“Whatever you can do or dream you can, begin it. Boldness has genius, power and magic in it. Begin it now.” ― Johann Wolfgang von Goethe
You know that stare? Well, you actually only realize it in hindsight.
When you find yourself gazing out the window, or at the small corner of the wall, or up at the ceiling. You’re so fixated on that one space, as if it were reeling you in, looking to talk to you or maybe even advise you. Once your consciousness comes back, you realize that you were lost in a moment. An imaginative glimmer in time.
Something has preoccupied you. Perhaps good, perhaps bad. But it’s preventing you from action.
Whatever past idea, struggle, thought, inspiration, missed chance, fear, anxiety or stress that has you captured, know that you may have to modify your process. In order to modify your process, you must begin with changing your habit. As the saying goes, “the definition of insanity is doing the same thing over and over and expecting different results.”

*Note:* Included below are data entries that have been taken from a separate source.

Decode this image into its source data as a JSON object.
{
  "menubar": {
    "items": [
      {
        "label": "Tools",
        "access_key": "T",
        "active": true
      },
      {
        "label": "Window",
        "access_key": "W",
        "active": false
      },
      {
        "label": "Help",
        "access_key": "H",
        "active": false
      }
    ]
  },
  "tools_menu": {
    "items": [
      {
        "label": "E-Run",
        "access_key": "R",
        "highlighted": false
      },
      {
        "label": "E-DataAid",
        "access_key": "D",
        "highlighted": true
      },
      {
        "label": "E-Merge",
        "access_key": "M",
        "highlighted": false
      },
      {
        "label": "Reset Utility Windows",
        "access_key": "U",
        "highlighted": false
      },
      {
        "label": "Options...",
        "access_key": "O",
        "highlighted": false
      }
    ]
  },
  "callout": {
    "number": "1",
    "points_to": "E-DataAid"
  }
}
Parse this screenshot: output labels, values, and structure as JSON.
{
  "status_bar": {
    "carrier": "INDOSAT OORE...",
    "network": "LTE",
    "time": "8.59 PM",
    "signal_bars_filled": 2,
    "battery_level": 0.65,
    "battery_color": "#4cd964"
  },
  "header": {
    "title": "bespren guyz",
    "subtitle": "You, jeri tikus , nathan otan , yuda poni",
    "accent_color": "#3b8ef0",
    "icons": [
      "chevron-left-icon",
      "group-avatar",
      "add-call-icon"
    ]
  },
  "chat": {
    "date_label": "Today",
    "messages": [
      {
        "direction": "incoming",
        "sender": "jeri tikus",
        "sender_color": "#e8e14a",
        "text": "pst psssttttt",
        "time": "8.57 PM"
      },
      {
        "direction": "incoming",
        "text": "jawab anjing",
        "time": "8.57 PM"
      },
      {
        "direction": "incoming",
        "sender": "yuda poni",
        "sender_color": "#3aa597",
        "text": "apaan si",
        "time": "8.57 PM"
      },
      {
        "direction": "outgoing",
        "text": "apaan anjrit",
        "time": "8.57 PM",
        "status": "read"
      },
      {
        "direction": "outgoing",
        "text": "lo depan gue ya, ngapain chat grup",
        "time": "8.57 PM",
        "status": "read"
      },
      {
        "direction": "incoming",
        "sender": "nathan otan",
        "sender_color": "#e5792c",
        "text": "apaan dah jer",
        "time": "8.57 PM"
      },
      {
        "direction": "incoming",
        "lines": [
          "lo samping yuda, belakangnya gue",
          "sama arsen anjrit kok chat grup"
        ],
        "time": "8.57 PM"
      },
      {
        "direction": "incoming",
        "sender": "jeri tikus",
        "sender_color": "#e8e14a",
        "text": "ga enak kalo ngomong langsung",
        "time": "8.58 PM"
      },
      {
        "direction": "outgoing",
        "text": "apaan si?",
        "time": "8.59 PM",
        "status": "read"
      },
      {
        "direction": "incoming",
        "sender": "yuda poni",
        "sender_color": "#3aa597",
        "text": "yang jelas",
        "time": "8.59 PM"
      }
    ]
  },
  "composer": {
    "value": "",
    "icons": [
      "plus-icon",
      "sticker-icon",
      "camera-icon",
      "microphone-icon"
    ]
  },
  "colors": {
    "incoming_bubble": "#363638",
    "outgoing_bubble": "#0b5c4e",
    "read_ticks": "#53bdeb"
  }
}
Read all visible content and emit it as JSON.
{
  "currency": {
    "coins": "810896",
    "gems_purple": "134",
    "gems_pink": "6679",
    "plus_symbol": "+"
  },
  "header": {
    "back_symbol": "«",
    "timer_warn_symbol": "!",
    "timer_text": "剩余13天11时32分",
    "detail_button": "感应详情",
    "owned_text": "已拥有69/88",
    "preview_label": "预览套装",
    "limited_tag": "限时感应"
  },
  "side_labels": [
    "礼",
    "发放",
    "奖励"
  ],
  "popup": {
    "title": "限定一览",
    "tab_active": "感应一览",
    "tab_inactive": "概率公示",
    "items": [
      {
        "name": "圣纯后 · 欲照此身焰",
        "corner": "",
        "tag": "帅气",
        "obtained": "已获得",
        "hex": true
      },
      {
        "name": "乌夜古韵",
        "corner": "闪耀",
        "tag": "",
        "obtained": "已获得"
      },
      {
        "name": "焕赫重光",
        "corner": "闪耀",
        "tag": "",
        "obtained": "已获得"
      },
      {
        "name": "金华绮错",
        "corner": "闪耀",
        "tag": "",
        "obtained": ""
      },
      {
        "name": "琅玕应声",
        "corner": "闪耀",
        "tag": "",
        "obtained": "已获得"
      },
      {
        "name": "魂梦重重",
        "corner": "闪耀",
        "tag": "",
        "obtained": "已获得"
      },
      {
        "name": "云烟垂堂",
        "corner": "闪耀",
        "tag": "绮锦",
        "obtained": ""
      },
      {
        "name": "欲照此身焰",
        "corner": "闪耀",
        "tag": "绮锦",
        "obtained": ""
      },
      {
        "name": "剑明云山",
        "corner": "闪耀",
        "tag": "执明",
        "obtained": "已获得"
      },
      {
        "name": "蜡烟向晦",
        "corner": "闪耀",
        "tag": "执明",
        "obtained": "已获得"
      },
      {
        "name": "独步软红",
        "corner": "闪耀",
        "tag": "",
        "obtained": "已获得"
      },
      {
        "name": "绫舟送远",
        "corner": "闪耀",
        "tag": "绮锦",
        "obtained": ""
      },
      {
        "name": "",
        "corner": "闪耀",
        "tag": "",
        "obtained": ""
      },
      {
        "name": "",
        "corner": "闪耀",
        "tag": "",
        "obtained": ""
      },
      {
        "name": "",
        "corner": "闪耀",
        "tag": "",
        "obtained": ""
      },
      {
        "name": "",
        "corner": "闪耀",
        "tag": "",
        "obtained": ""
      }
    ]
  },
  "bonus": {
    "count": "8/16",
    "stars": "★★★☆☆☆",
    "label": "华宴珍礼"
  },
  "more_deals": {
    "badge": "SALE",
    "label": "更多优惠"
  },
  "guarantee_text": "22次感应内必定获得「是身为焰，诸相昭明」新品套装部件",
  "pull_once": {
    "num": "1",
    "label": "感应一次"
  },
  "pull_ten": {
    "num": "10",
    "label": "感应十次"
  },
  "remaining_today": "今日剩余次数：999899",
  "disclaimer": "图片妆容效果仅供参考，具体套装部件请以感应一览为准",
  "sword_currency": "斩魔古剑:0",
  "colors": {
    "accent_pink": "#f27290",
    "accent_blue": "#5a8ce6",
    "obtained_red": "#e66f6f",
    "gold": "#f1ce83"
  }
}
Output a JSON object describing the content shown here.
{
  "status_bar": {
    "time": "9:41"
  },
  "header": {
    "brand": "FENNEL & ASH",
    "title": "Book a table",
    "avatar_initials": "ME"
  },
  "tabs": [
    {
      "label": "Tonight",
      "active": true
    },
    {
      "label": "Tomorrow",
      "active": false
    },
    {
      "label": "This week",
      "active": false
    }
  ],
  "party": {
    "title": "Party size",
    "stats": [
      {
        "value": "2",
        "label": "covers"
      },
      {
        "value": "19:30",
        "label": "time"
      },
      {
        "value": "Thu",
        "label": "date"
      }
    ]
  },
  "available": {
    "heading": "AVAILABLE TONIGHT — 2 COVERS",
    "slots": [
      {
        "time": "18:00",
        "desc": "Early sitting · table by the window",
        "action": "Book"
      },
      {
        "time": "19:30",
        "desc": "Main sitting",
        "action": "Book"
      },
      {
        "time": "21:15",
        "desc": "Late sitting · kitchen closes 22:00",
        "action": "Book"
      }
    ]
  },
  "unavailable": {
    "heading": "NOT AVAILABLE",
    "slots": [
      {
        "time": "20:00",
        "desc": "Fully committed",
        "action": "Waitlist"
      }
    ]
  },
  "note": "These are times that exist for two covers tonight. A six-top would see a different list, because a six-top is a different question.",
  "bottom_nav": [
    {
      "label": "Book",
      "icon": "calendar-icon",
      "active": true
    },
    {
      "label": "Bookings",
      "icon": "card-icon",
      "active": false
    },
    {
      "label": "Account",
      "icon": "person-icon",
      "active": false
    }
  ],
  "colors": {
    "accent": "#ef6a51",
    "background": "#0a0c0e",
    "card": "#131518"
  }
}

Take writing, for example. Every writer knows what writer’s block is all about. We feel completely stuck, unable to even commit the action to hitting the keys on our laptop. It’s like we’re physically and mentally frozen. But in order to get to modifying the process, we first must change our habit. We must try something new when what we’ve trusted is not working.
In order to break one habit, we often have to break another, or at least course-correct our process. The familiar advice of “the conditions are never going to be right to begin — just go for it” rings true here. When you’re really stuck, forget about whatever process you’ve been following. It may not work that day or that hour.
If you’re normally a very fluid, creative writer that can pump out 1,000 words in the span of 15 minutes, perhaps you’re best positioned to just start writing your ideas and thoughts down in bullet point bursts. I like to refer back to a notepad or journal of ideas or unfinished thoughts that were meant to receive new life at a future date.
If you’re launching a new app or digital marketing platform and your “golden idea” has yet to take off, it doesn’t meant that your idea is bad or wrong. But it may mean that you need to change your habit of approaching your business. You may need to course-correct and try a new marketing strategy. You may have a great product, but you’re unsure of the most effective way to sell.
Try a new approach
“Once you make a decision, the universe conspires to make it happen.” — Ralph Waldo Emerson
Dismiss the notion that you will focus your time and energy on anything else for a set period of time. Stay focused on the task at hand. This steeling your mind to be more productive will develop consistency and a commitment to do what you said you would do. Modify your habit. Modify when you choose to work on what you’re doing. If necessary, focus on the how.
Re-calibrate your why to make sure this is crystal clear and filled with purpose that aligns with your mission and definition for success. Your business plan. Your whole reason for doing what you’re doing. Start with the fundamentals which will guide you and let you know about your habits and decision-making.
Whatever fear or anxiety that you feel when you’re unable to move forward, think clearly, execute or even plan is far worse when it’s prolonged. By taking action, you block out that which holds you back. You press forward. To move forward, you don’t move backwards. But, you do use your past experiences and perspective of lessons learned to educate you on how to improve and commit today.
Turn to reminders of great work you’ve done, compliments you’ve received and honors bestowed upon you in the past. This boosted assurance and rush of adrenaline will always reboot confidence and hope. Confidence and hope are essential to taking action and finishing what you’ve started.
Don’t make someone else’s problem your own. Absorbing someone else’s guilt, getting hung up on their issues or problems is mentally taxing and defeating. This sorrow deflates us and contributes to inertia. If you want to remain inert, then focus on other people’s problems. Misery loves company.
If you’re ready to take action, be willing to do the work of understand the root cause of your inaction. Get back to the fundamentals. Use your energy to focus on the habits, processes and execution of what makes you great. Get started and leave the worry behind.
This article first appeared on Medium.